Upon stepping down from the presidency in 1797, Washington set a precedent for peaceful transitions of power, solidifying his legacy as a true statesman. His Farewell Address remains a timeless piece of advice for future generations, emphasizing unity, avoiding foreign entanglements, and the importance of national unity.

White House in Washington

The “One-Dollar” Bill

The symbolism on the one-dollar bill implies a profound connection between the nation’s pursuit of justice and prosperity and a higher guiding force. This incorporation of symbolic imagery in currency underscores the significance of George Washington’s leadership in shaping the United States and upholding enduring principles. It stands as a perpetual reminder of the nation’s origins and the values that have profoundly influenced its historical trajectory(Bureau of Engraving and Printing, n.d.; U.S. Currency Education Program, n.d.).

President George Washington on US 1 dollar bill close up, Unites States federal fed reserve note.
George Washington Mt. Vernon Home

Visit The Washington Library

Mount Vernon is the historic home of America’s first president, George Washington, just a short drive from Washington, DC and Alexandria, VA.

Plan Your Visit

The Revolutionary Hero

As tensions escalated between the American colonies and British rule, George Washington emerged as a natural choice to lead the Continental Army. Appointed as Commander-in-Chief in 1775, Washington faced numerous challenges, including scarce resources, harsh winter conditions, and a formidable adversary in the British army (The White House, n.d.).

Washington’s strategic brilliance came to the forefront during the crossing of the Delaware River and the subsequent victories at Trenton and Princeton. His resilience and ability to inspire his troops against all odds solidified his status as a revolutionary hero (Mount Vernon Ladies’ Association., n.d.).

George Washington crossing Delaware River

Article Sources

 

1.The White House. (n.d.). “George Washington.” The White House. Retrieved January 31, 2024, from, https://www.whitehouse.gov/about-the-white-house/presidents/george-washington/

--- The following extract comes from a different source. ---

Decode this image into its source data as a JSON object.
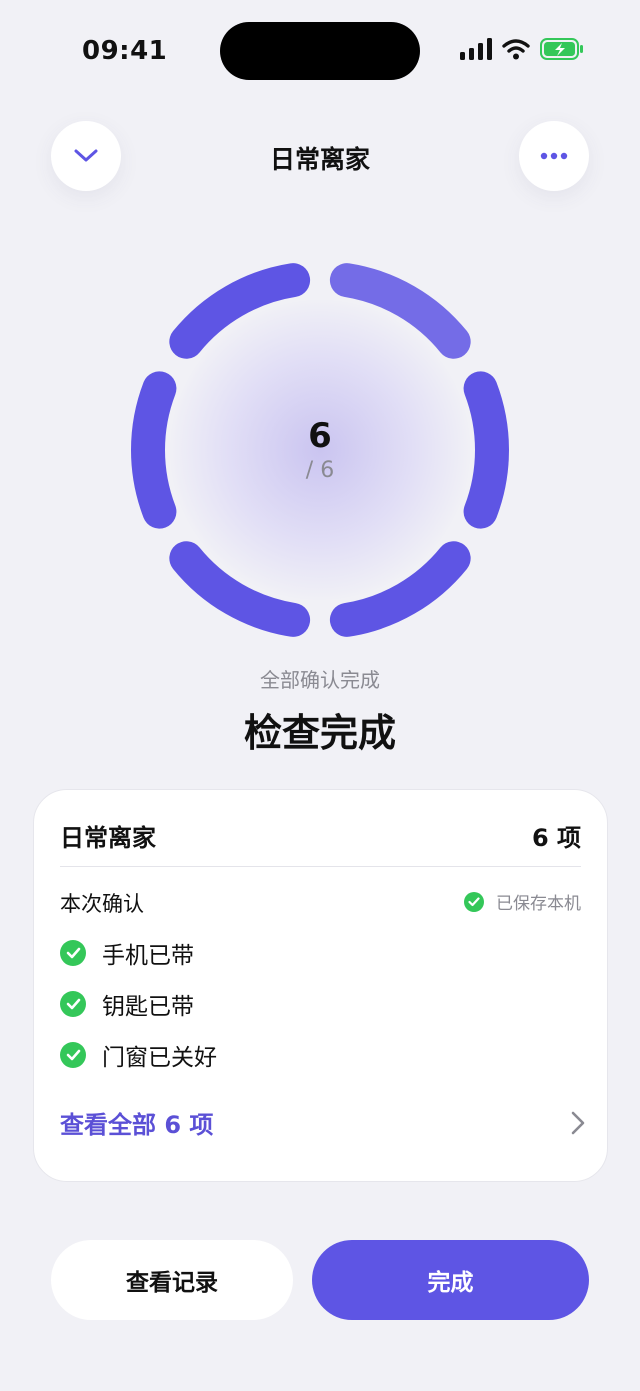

2.History.com Editors. (n.d.). “George Washington.” History.com. Retrieved January 31, 2024, from, https://www.history.com/topics/us-presidents/george-washington

3. National Archives News: National Archives. (n.d.). “Washington’s Birthday.” National Archives. Retrieved January 31, 2024, from, https://www.archives.gov/news/topics/washingtonsbirthday#:~:text=On%20the%20third%20Monday%20in,whose%20birthday%20is%20February%2012.

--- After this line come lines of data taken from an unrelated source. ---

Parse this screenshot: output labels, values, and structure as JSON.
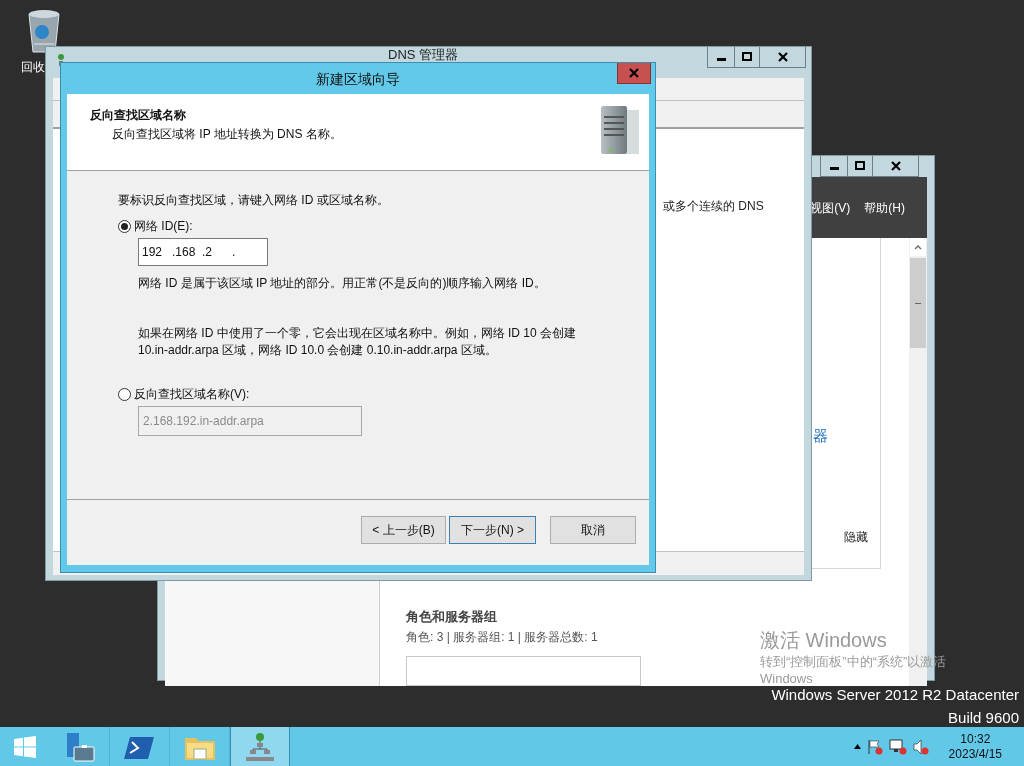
{
  "desktop": {
    "icons": [
      {
        "label": "回收"
      }
    ],
    "activation": {
      "title": "激活 Windows",
      "line1": "转到“控制面板”中的“系统”以激活",
      "line2": "Windows"
    },
    "os_info": [
      "Windows Server 2012 R2 Datacenter",
      "Build 9600"
    ]
  },
  "server_manager": {
    "menu": [
      "视图(V)",
      "帮助(H)"
    ],
    "link": "器",
    "hide_label": "隐藏",
    "section_title": "角色和服务器组",
    "section_summary": "角色: 3 | 服务器组: 1 | 服务器总数: 1"
  },
  "dns_manager": {
    "title": "DNS 管理器",
    "content_text": "或多个连续的 DNS"
  },
  "wizard": {
    "title": "新建区域向导",
    "header_title": "反向查找区域名称",
    "header_subtitle": "反向查找区域将 IP 地址转换为 DNS 名称。",
    "instruction": "要标识反向查找区域，请键入网络 ID 或区域名称。",
    "options": [
      {
        "label": "网络 ID(E):",
        "selected": true
      },
      {
        "label": "反向查找区域名称(V):",
        "selected": false
      }
    ],
    "network_id": [
      "192",
      ".168",
      ".2",
      "."
    ],
    "network_id_note": "网络 ID 是属于该区域 IP 地址的部分。用正常(不是反向的)顺序输入网络 ID。",
    "zero_note": [
      "如果在网络 ID 中使用了一个零，它会出现在区域名称中。例如，网络 ID 10 会创建",
      "10.in-addr.arpa 区域，网络 ID 10.0 会创建 0.10.in-addr.arpa 区域。"
    ],
    "zone_name_value": "2.168.192.in-addr.arpa",
    "buttons": [
      {
        "label": "< 上一步(B)",
        "default": false
      },
      {
        "label": "下一步(N) >",
        "default": true
      },
      {
        "label": "取消",
        "default": false
      }
    ]
  },
  "taskbar": {
    "apps": [
      {
        "kind": "server-manager",
        "active": false
      },
      {
        "kind": "powershell",
        "active": false
      },
      {
        "kind": "explorer",
        "active": false
      },
      {
        "kind": "dns",
        "active": true
      }
    ],
    "clock": {
      "time": "10:32",
      "date": "2023/4/15"
    }
  }
}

4. Mount Vernon Ladies’ Association. (n.d.). “George Washington Biography.” *Mount Vernon*. Retrieved January 31, 2024, from, https://www.mountvernon.org/george-washington/biography/

5. Bureau of Engraving and Printing: Bureau of Engraving and Printing. (n.d.). “Circulating Currency – $1 Note.” Bureau of Engraving and Printing. Retrieved January 31, 2024, from, https://www.bep.gov/currency/circulating-currency/1-note

6. U.S. Currency Education Program. (n.d.). “Art Studio – Currency Academy.” U.S. Currency Education Program. Retrieved January 31, 2024, from, https://www.uscurrency.gov/educational-materials/classrooms/currency-academy/art-studio

7. Mount Vernon Ladies’ Association. (n.d.). “10 Facts About Washington’s Crossing of the Delaware River.” Mount Vernon. Retrieved January 31, 2024, from, https://www.mountvernon.org/george-washington/the-revolutionary-war/washingtons-revolutionary-war-battles/the-trenton-princeton-campaign/10-facts-about-washingtons-crossing-of-the-delaware-river/

8. Mount Vernon Ladies’ Association. (n.d.). “10 Facts About the Battle of Princeton.” Mount Vernon. Retrieved January 31, 2024, from, https://www.mountvernon.org/george-washington/the-revolutionary-war/washingtons-revolutionary-war-battles/the-trenton-princeton-campaign/10-facts-about-the-battle-of-princeton/

9. Mount Vernon Ladies’ Association. (n.d.). “10 Facts About the Battle of Princeton.” Mount Vernon. Retrieved January 31, 2024, from, https://www.mountvernon.org/george-washington/the-revolutionary-war/washingtons-revolutionary-war-battles/the-trenton-princeton-campaign/10-facts-about-the-battle-of-princeton/